◆ Assignment: If a line in the entries below contains "dịch", copy it.
Data section section start
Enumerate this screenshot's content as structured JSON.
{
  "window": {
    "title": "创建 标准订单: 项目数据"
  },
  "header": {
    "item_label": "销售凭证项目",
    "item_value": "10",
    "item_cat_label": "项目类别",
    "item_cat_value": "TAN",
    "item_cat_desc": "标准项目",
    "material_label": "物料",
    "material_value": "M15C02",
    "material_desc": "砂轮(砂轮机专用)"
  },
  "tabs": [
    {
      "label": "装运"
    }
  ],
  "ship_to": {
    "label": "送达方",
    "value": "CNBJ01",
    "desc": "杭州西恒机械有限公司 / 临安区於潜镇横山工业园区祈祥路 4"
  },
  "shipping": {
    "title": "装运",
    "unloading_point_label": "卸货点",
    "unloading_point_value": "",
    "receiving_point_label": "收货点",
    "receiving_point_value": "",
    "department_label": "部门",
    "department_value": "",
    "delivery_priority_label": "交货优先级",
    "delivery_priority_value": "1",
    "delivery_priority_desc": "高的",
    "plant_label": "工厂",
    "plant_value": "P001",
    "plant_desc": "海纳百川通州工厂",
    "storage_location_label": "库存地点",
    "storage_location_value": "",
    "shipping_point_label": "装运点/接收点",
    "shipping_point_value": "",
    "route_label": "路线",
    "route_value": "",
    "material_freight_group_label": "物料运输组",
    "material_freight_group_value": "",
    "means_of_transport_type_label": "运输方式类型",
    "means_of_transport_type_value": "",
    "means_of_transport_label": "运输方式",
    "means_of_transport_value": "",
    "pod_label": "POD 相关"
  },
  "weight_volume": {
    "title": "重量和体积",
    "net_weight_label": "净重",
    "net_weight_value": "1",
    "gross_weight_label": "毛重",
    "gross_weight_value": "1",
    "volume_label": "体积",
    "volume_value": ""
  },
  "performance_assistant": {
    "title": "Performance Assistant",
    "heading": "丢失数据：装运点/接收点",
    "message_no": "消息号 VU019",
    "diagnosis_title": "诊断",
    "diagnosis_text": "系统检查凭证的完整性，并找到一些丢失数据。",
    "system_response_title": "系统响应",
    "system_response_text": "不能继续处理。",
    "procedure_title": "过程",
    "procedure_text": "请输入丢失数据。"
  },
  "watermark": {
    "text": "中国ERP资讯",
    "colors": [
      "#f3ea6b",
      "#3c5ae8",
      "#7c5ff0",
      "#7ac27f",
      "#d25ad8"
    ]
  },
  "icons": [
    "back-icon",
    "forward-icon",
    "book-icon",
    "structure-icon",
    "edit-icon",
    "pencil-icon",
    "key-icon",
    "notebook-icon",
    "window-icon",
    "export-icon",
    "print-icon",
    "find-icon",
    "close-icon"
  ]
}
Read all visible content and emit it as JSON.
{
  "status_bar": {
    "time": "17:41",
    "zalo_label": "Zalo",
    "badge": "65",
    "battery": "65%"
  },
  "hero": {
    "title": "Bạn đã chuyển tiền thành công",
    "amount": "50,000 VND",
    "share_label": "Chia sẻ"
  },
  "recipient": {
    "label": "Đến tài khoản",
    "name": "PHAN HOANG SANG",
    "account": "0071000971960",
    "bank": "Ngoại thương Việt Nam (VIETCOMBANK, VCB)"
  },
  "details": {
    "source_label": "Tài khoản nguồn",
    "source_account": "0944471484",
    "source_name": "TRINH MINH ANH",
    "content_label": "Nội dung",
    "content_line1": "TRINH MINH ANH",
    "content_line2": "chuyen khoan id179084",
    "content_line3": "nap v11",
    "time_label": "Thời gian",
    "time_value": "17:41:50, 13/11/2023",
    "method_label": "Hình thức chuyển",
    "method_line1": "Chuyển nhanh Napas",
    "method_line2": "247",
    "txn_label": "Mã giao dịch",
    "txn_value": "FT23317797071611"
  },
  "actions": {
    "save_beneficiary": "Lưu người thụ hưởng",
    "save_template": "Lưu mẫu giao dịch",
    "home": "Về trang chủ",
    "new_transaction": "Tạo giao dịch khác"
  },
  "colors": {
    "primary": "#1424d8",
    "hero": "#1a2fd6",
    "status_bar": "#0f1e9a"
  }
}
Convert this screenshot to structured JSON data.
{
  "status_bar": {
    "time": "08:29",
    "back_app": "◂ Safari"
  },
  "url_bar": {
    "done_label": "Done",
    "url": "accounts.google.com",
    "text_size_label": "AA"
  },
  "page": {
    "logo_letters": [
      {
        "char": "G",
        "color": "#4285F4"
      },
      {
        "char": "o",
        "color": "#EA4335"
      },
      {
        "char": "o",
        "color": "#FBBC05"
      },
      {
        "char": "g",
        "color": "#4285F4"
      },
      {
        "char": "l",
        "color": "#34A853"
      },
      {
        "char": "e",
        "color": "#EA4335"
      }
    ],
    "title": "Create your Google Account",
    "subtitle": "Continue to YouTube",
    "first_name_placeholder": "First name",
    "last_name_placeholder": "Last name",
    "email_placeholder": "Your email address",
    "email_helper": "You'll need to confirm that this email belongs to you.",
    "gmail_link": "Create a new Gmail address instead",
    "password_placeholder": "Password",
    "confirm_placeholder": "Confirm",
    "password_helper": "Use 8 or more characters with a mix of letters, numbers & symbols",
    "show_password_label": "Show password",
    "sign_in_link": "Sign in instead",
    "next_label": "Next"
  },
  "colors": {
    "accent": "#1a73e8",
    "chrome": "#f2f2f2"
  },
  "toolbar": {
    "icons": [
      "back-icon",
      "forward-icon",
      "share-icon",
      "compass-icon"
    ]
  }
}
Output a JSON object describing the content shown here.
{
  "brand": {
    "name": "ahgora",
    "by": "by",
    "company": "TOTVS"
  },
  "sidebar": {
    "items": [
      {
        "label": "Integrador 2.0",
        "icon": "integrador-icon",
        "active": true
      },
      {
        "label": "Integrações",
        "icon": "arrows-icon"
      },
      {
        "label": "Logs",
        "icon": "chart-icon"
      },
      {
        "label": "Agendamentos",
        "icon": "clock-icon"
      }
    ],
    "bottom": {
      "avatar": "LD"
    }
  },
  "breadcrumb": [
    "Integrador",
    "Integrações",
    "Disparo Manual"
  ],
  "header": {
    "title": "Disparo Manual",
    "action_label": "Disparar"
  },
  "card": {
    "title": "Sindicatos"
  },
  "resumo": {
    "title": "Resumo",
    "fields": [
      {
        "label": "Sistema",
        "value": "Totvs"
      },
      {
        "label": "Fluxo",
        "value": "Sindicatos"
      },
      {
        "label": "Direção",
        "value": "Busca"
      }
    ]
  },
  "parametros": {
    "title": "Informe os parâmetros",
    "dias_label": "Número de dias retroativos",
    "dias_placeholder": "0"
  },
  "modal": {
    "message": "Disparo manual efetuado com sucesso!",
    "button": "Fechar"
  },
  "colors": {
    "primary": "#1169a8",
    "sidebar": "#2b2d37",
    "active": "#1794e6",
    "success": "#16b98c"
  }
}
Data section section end
◆ Answer to this problem:
    "txn_label": "Mã giao dịch",
    "save_template": "Lưu mẫu giao dịch",
    "new_transaction": "Tạo giao dịch khác"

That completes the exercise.